A day after the Nov. 6 election, the nonpartisan Sunlight Foundation found that two-thirds of the $1.3 billion spent by independent groups on political campaigns had gone for losing causes.
In most cases, those groups had supported Republican candidates or opposed Democrats.
The Sunlight Foundation, a nonprofit organization that promotes transparency in government, has crunched the numbers further to determine a return on investment from the general election. Foundation reporter Lindsay Young said Thursday the ROI is the percentage of money in that election that went toward the desired results.
Throw out the presidential race, and Republican-leaning groups fared a bit better.
For example, the Karl Rove-backed American Crossroads spent $104 million on the general election and had a 1.29 percent return on investment – it supported no winning candidates but opposed two losing candidates. Yet for Senate races only, the organization had a 10.76 percent ROI.
Its sister PAC, Crossroads GPS, spent $70.7 million overall and recorded a 14.4 percent ROI. It got 37 percent for House races.
On the other side of the spectrum, Majority PAC, whose goal is to elect Democrats to the U.S. Senate, spent about $34.4 million and enjoyed a nearly 88 percent ROI. That’s because Democrats won 12 of 14 Senate races in which Majority PAC invested.
Independent groups include so-called super PACS, which can raise and spend unlimited amounts of money as long as they don’t coordinate with candidates’ campaigns. The bulk of what is called outside money goes for TV advertisements attacking candidates whom the groups oppose.
As the fourth most expensive Senate contest out of 33 in the nation, Indiana’s race helped sway the ROI calculations.
Five prominent independent groups combined to spend more than $12.8 million to help Republican candidate Richard Mourdock: American Crossroads, Crossroads GPS, the National Republican Senatorial Committee, FreedomWorks for America and Club for Growth Action.
None of those groups had an ROI above 38 percent and three were below 25 percent, in part because Mourdock lost to Democrat Joe Donnelly.
Majority PAC and the Democratic Senatorial Campaign Committee spent a combined $8.4 million to boost Donnelly. The DSCC had a nearly 80 percent return on investment, according to the Sunlight Foundation analysis.
Club for Growth Action spent $2 million against Donnelly, the most devoted to a single candidate by the fiscally conservative group. Its ROI was 37.7 percent on $5.2 million.
Club for Growth Action was selective in its targets and spent twice as much money on Republican primary-election races as it did on general-election matches.
A spokesman said Club for Growth Action will not alter its strategy based on this year’s election results.
Our PAC always seeks first to identify principled candidates who push a pro-growth agenda in Congress, primarily in heavily Republican seats, Barney Keller said. Then, we make a judgment about whether or not our help can be a determining factor in the race and if there is a major difference in the candidates.
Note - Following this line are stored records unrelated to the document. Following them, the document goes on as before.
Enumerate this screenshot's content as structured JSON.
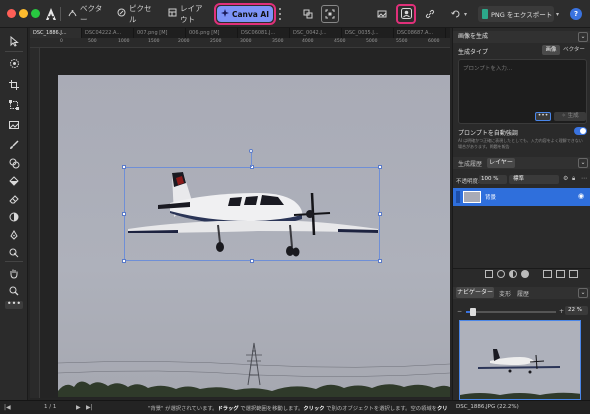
{
  "topbar": {
    "vector_label": "ベクター",
    "pixel_label": "ピクセル",
    "layout_label": "レイアウト",
    "canva_ai_label": "Canva AI",
    "export_label": "PNG をエクスポート",
    "help_label": "?"
  },
  "tabs": [
    {
      "label": "DSC_1886.J..."
    },
    {
      "label": "DSC04222.A..."
    },
    {
      "label": "007.png [M]"
    },
    {
      "label": "006.png [M]"
    },
    {
      "label": "DSC06081.J..."
    },
    {
      "label": "DSC_0042.J..."
    },
    {
      "label": "DSC_0035.J..."
    },
    {
      "label": "DSC08687.A..."
    }
  ],
  "ruler": {
    "marks": [
      "0",
      "500",
      "1000",
      "1500",
      "2000",
      "2500",
      "3000",
      "3500",
      "4000",
      "4500",
      "5000",
      "5500",
      "6000"
    ]
  },
  "right_panel": {
    "gen_header": "画像を生成",
    "gen_type_label": "生成タイプ",
    "type_image": "画像",
    "type_vector": "ベクター",
    "prompt_placeholder": "プロンプトを入力...",
    "generate_label": "生成",
    "auto_enhance_label": "プロンプトを自動強調",
    "auto_enhance_desc": "AI は明確かつ正確に表現したとしても、入力内容をよく理解できない場合があります。問題を報告",
    "history_tab": "生成履歴",
    "layers_tab": "レイヤー",
    "opacity_label": "不透明度:",
    "opacity_value": "100 %",
    "blend_mode": "標準",
    "layer_name": "背景",
    "navigator_tab": "ナビゲーター",
    "transform_tab": "変形",
    "history_tab2": "履歴",
    "zoom_value": "22 %"
  },
  "status": {
    "page": "1 / 1",
    "msg_part1": "\"背景\" が選択されています。",
    "msg_drag": "ドラッグ",
    "msg_part2": " で選択範囲を移動します。",
    "msg_click": "クリック",
    "msg_part3": " で別のオブジェクトを選択します。空の領域を",
    "msg_click2": "クリ",
    "file_info": "DSC_1886.JPG (22.2%)"
  },
  "colors": {
    "canva_accent": "#7d93f7",
    "highlight_border": "#e0307a",
    "selection": "#2f6fdc"
  }
}
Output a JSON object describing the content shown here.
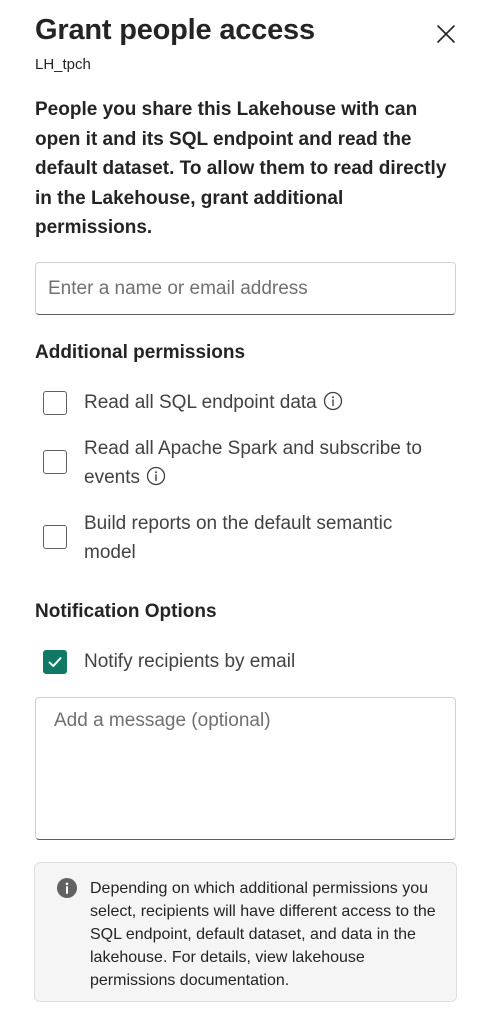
{
  "dialog": {
    "title": "Grant people access",
    "subtitle": "LH_tpch",
    "intro": "People you share this Lakehouse with can open it and its SQL endpoint and read the default dataset. To allow them to read directly in the Lakehouse, grant additional permissions."
  },
  "search": {
    "placeholder": "Enter a name or email address",
    "value": ""
  },
  "additional_permissions": {
    "heading": "Additional permissions",
    "items": [
      {
        "label": "Read all SQL endpoint data",
        "checked": false,
        "info_icon": "info-icon"
      },
      {
        "label": "Read all Apache Spark and subscribe to events",
        "checked": false,
        "info_icon": "info-icon"
      },
      {
        "label": "Build reports on the default semantic model",
        "checked": false
      }
    ]
  },
  "notification": {
    "heading": "Notification Options",
    "notify_label": "Notify recipients by email",
    "notify_checked": true,
    "message_placeholder": "Add a message (optional)",
    "message_value": ""
  },
  "notice": {
    "icon": "info-filled-icon",
    "text": "Depending on which additional permissions you select, recipients will have different access to the SQL endpoint, default dataset, and data in the lakehouse. For details, view lakehouse permissions documentation."
  },
  "colors": {
    "accent": "#117865",
    "text": "#242424",
    "muted": "#424242",
    "notice_bg": "#f5f5f5"
  },
  "icons": {
    "close": "close-icon",
    "check": "checkmark-icon"
  }
}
For example, if we believe that every Republican in a primary would be excellent on our issues, we will just sit it out.
Club for Growth Action – which urges tax reductions, federal spending cuts and deregulation – spent almost $950,000 in Indiana’s Republican primary election against six-term Sen. Richard Lugar, whom Mourdock defeated. And the PAC spent more than $700,000 in this election cycle in support of Mourdock.
Some critics contend that Republicans would have stronger Senate candidates if party officials took sides in contested primaries. But Keller said, We believe the method of party bosses picking the Republican nominee has repeatedly failed in the past.
Club for Growth is headed by Chris Chocola, a former congressman for Indiana’s 2nd District. Chocola was unseated by Donnelly in the 2006 election.